Write out every record below exactly as it appears.
┌──
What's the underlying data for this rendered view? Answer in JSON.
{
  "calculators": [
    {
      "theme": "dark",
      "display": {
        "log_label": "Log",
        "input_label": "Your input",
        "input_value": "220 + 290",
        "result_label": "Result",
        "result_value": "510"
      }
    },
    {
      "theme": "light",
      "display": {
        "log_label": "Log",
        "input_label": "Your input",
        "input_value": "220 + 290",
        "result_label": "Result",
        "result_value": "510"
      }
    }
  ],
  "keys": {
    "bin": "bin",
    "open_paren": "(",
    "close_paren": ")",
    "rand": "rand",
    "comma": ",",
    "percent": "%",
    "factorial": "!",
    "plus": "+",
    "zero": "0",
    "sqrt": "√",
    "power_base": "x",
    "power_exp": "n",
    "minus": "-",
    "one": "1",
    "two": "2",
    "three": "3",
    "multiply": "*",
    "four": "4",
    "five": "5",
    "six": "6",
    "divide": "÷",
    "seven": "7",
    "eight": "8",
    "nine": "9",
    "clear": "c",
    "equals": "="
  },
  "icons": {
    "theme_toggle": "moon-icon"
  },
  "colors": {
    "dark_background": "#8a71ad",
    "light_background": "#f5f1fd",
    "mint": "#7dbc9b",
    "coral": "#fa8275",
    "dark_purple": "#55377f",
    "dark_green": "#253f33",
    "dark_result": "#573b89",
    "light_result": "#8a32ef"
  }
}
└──
#### [Written response]
What's the underlying data for this rendered view? Answer in JSON.
{
  "calculators": [
    {
      "theme": "dark",
      "display": {
        "log_label": "Log",
        "input_label": "Your input",
        "input_value": "220 + 290",
        "result_label": "Result",
        "result_value": "510"
      }
    },
    {
      "theme": "light",
      "display": {
        "log_label": "Log",
        "input_label": "Your input",
        "input_value": "220 + 290",
        "result_label": "Result",
        "result_value": "510"
      }
    }
  ],
  "keys": {
    "bin": "bin",
    "open_paren": "(",
    "close_paren": ")",
    "rand": "rand",
    "comma": ",",
    "percent": "%",
    "factorial": "!",
    "plus": "+",
    "zero": "0",
    "sqrt": "√",
    "power_base": "x",
    "power_exp": "n",
    "minus": "-",
    "one": "1",
    "two": "2",
    "three": "3",
    "multiply": "*",
    "four": "4",
    "five": "5",
    "six": "6",
    "divide": "÷",
    "seven": "7",
    "eight": "8",
    "nine": "9",
    "clear": "c",
    "equals": "="
  },
  "icons": {
    "theme_toggle": "moon-icon"
  },
  "colors": {
    "dark_background": "#8a71ad",
    "light_background": "#f5f1fd",
    "mint": "#7dbc9b",
    "coral": "#fa8275",
    "dark_purple": "#55377f",
    "dark_green": "#253f33",
    "dark_result": "#573b89",
    "light_result": "#8a32ef"
  }
}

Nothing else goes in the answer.